In France, it is common for workers to go on strike, sometimes even for minor issues. This can be frustrating for foreigners who are used to more stable work environments. However, the French view it as a way of fighting for their rights and making their voices heard.

Protests are also a common occurrence in France. Whether it is against government policies or social issues, the French will come out in large numbers to voice their opinions. The protests can sometimes turn violent, but this is not always the case.

The passion for strikes and protests may seem chaotic and disruptive to outsiders, but it is an important part of French culture. It shows that the people care about what happens in their country and are willing to fight for what they believe in.

# French Behavior #8: The Appreciation For Leisure Time

The French are known for their love of leisure time, and it’s not just about taking long lunch breaks or enjoying a glass of wine in the evening. The appreciation for leisure time is deeply ingrained in French culture and can be seen in various aspects of daily life.

For one, the French prioritize their vacation time and often take several weeks off work to travel or simply relax. It’s not uncommon to hear someone say “on ne vit qu’une fois” (you only live once) as a justification for taking time off work to enjoy life.

Additionally, many businesses close during the summer months as part of the tradition known as “les grandes vacances.” This allows employees to fully disconnect from work and enjoy time with family and friends.

Finally, the French also value hobbies and activities outside of work.

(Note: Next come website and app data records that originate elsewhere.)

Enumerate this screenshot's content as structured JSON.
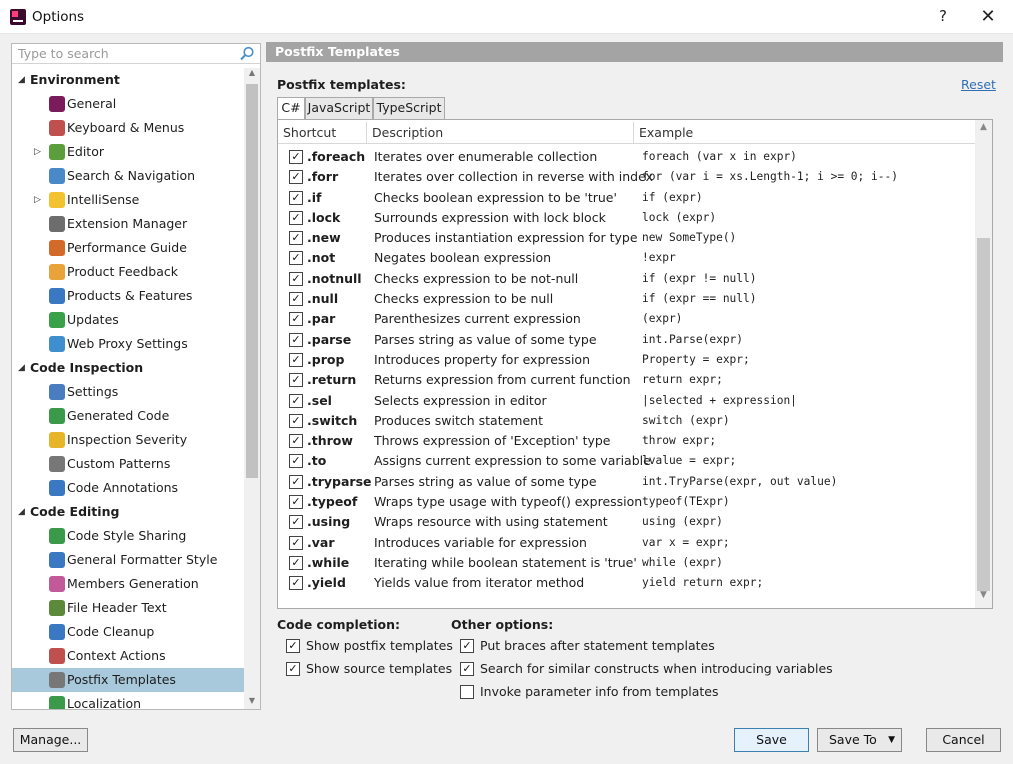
{
  "window": {
    "title": "Options",
    "help": "?",
    "close": "✕"
  },
  "search": {
    "placeholder": "Type to search"
  },
  "tree": [
    {
      "type": "section",
      "label": "Environment",
      "expander": "◢"
    },
    {
      "type": "child",
      "label": "General",
      "icon": "resharper-icon",
      "color": "#7a1c5c"
    },
    {
      "type": "child",
      "label": "Keyboard & Menus",
      "icon": "keyboard-icon",
      "color": "#c0504d"
    },
    {
      "type": "child",
      "label": "Editor",
      "icon": "pencil-icon",
      "color": "#5b9e3b",
      "expander": "▷"
    },
    {
      "type": "child",
      "label": "Search & Navigation",
      "icon": "magnifier-icon",
      "color": "#4a89c8"
    },
    {
      "type": "child",
      "label": "IntelliSense",
      "icon": "lightbulb-icon",
      "color": "#f2c230",
      "expander": "▷"
    },
    {
      "type": "child",
      "label": "Extension Manager",
      "icon": "puzzle-icon",
      "color": "#6d6d6d"
    },
    {
      "type": "child",
      "label": "Performance Guide",
      "icon": "rocket-icon",
      "color": "#d46a2a"
    },
    {
      "type": "child",
      "label": "Product Feedback",
      "icon": "envelope-icon",
      "color": "#e8a33b"
    },
    {
      "type": "child",
      "label": "Products & Features",
      "icon": "grid-icon",
      "color": "#3a78c2"
    },
    {
      "type": "child",
      "label": "Updates",
      "icon": "update-icon",
      "color": "#3aa14a"
    },
    {
      "type": "child",
      "label": "Web Proxy Settings",
      "icon": "globe-icon",
      "color": "#3f8fcf"
    },
    {
      "type": "section",
      "label": "Code Inspection",
      "expander": "◢"
    },
    {
      "type": "child",
      "label": "Settings",
      "icon": "person-icon",
      "color": "#4a7cc0"
    },
    {
      "type": "child",
      "label": "Generated Code",
      "icon": "code-file-icon",
      "color": "#3a9a4a"
    },
    {
      "type": "child",
      "label": "Inspection Severity",
      "icon": "severity-icon",
      "color": "#e7b52a"
    },
    {
      "type": "child",
      "label": "Custom Patterns",
      "icon": "pattern-icon",
      "color": "#777777"
    },
    {
      "type": "child",
      "label": "Code Annotations",
      "icon": "annotation-icon",
      "color": "#3a78c2"
    },
    {
      "type": "section",
      "label": "Code Editing",
      "expander": "◢"
    },
    {
      "type": "child",
      "label": "Code Style Sharing",
      "icon": "share-icon",
      "color": "#3a9a4a"
    },
    {
      "type": "child",
      "label": "General Formatter Style",
      "icon": "formatter-icon",
      "color": "#3a78c2"
    },
    {
      "type": "child",
      "label": "Members Generation",
      "icon": "members-icon",
      "color": "#c25a9a"
    },
    {
      "type": "child",
      "label": "File Header Text",
      "icon": "file-header-icon",
      "color": "#5c8a3a"
    },
    {
      "type": "child",
      "label": "Code Cleanup",
      "icon": "cleanup-icon",
      "color": "#3a78c2"
    },
    {
      "type": "child",
      "label": "Context Actions",
      "icon": "wrench-icon",
      "color": "#c0504d"
    },
    {
      "type": "child",
      "label": "Postfix Templates",
      "icon": "postfix-icon",
      "color": "#777777",
      "selected": true
    },
    {
      "type": "child",
      "label": "Localization",
      "icon": "localization-icon",
      "color": "#3a9a4a"
    }
  ],
  "panel": {
    "header": "Postfix Templates",
    "section_title": "Postfix templates:",
    "reset": "Reset",
    "tabs": [
      "C#",
      "JavaScript",
      "TypeScript"
    ],
    "columns": [
      "Shortcut",
      "Description",
      "Example"
    ]
  },
  "templates": [
    {
      "shortcut": ".foreach",
      "description": "Iterates over enumerable collection",
      "example": "foreach (var x in expr)"
    },
    {
      "shortcut": ".forr",
      "description": "Iterates over collection in reverse with index",
      "example": "for (var i = xs.Length-1; i >= 0; i--)"
    },
    {
      "shortcut": ".if",
      "description": "Checks boolean expression to be 'true'",
      "example": "if (expr)"
    },
    {
      "shortcut": ".lock",
      "description": "Surrounds expression with lock block",
      "example": "lock (expr)"
    },
    {
      "shortcut": ".new",
      "description": "Produces instantiation expression for type",
      "example": "new SomeType()"
    },
    {
      "shortcut": ".not",
      "description": "Negates boolean expression",
      "example": "!expr"
    },
    {
      "shortcut": ".notnull",
      "description": "Checks expression to be not-null",
      "example": "if (expr != null)"
    },
    {
      "shortcut": ".null",
      "description": "Checks expression to be null",
      "example": "if (expr == null)"
    },
    {
      "shortcut": ".par",
      "description": "Parenthesizes current expression",
      "example": "(expr)"
    },
    {
      "shortcut": ".parse",
      "description": "Parses string as value of some type",
      "example": "int.Parse(expr)"
    },
    {
      "shortcut": ".prop",
      "description": "Introduces property for expression",
      "example": "Property = expr;"
    },
    {
      "shortcut": ".return",
      "description": "Returns expression from current function",
      "example": "return expr;"
    },
    {
      "shortcut": ".sel",
      "description": "Selects expression in editor",
      "example": "|selected + expression|"
    },
    {
      "shortcut": ".switch",
      "description": "Produces switch statement",
      "example": "switch (expr)"
    },
    {
      "shortcut": ".throw",
      "description": "Throws expression of 'Exception' type",
      "example": "throw expr;"
    },
    {
      "shortcut": ".to",
      "description": "Assigns current expression to some variable",
      "example": "lvalue = expr;"
    },
    {
      "shortcut": ".tryparse",
      "description": "Parses string as value of some type",
      "example": "int.TryParse(expr, out value)"
    },
    {
      "shortcut": ".typeof",
      "description": "Wraps type usage with typeof() expression",
      "example": "typeof(TExpr)"
    },
    {
      "shortcut": ".using",
      "description": "Wraps resource with using statement",
      "example": "using (expr)"
    },
    {
      "shortcut": ".var",
      "description": "Introduces variable for expression",
      "example": "var x = expr;"
    },
    {
      "shortcut": ".while",
      "description": "Iterating while boolean statement is 'true'",
      "example": "while (expr)"
    },
    {
      "shortcut": ".yield",
      "description": "Yields value from iterator method",
      "example": "yield return expr;"
    }
  ],
  "code_completion": {
    "title": "Code completion:",
    "options": [
      {
        "label": "Show postfix templates",
        "checked": true
      },
      {
        "label": "Show source templates",
        "checked": true
      }
    ]
  },
  "other_options": {
    "title": "Other options:",
    "options": [
      {
        "label": "Put braces after statement templates",
        "checked": true
      },
      {
        "label": "Search for similar constructs when introducing variables",
        "checked": true
      },
      {
        "label": "Invoke parameter info from templates",
        "checked": false
      }
    ]
  },
  "buttons": {
    "manage": "Manage...",
    "save": "Save",
    "save_to": "Save To",
    "save_to_caret": "▼",
    "cancel": "Cancel"
  },
  "glyphs": {
    "check": "✓",
    "scroll_up": "▲",
    "scroll_down": "▼"
  }
}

They prioritize cultural activities such as visiting museums or attending concerts, but also enjoy outdoor activities such as hiking or cycling.

Overall, the appreciation for leisure time is an integral part of French culture that may puzzle foreigners who come from cultures where work is valued above all else.

# Conclusion: Embracing Cultural Differences While Traveling To France

Traveling to France can be a wonderful experience, but it’s important to be aware of cultural differences that may not be familiar to foreigners. While some behaviors may seem strange or even rude, it’s important to understand that they are simply part of French culture.

Rather than being frustrated or offended by these differences, travelers should embrace them and try to understand the reasoning behind them. By doing so, they can gain a greater appreciation for French culture and have a more enriching travel experience.

One way to embrace cultural differences is by learning some basic French phrases. This not only shows respect for the local language but also helps in communication with locals who may not speak English fluently.

It’s also important to remember that while France has its own unique customs and traditions, it is still a diverse country with different regions and subcultures. What may be true in one part of France may not apply in another.

Ultimately, embracing cultural differences is about respecting other ways of life and recognizing that there is no right or wrong way of doing things. By approaching travel with an open mind and an eagerness to learn, travelers can have a more fulfilling experience in France.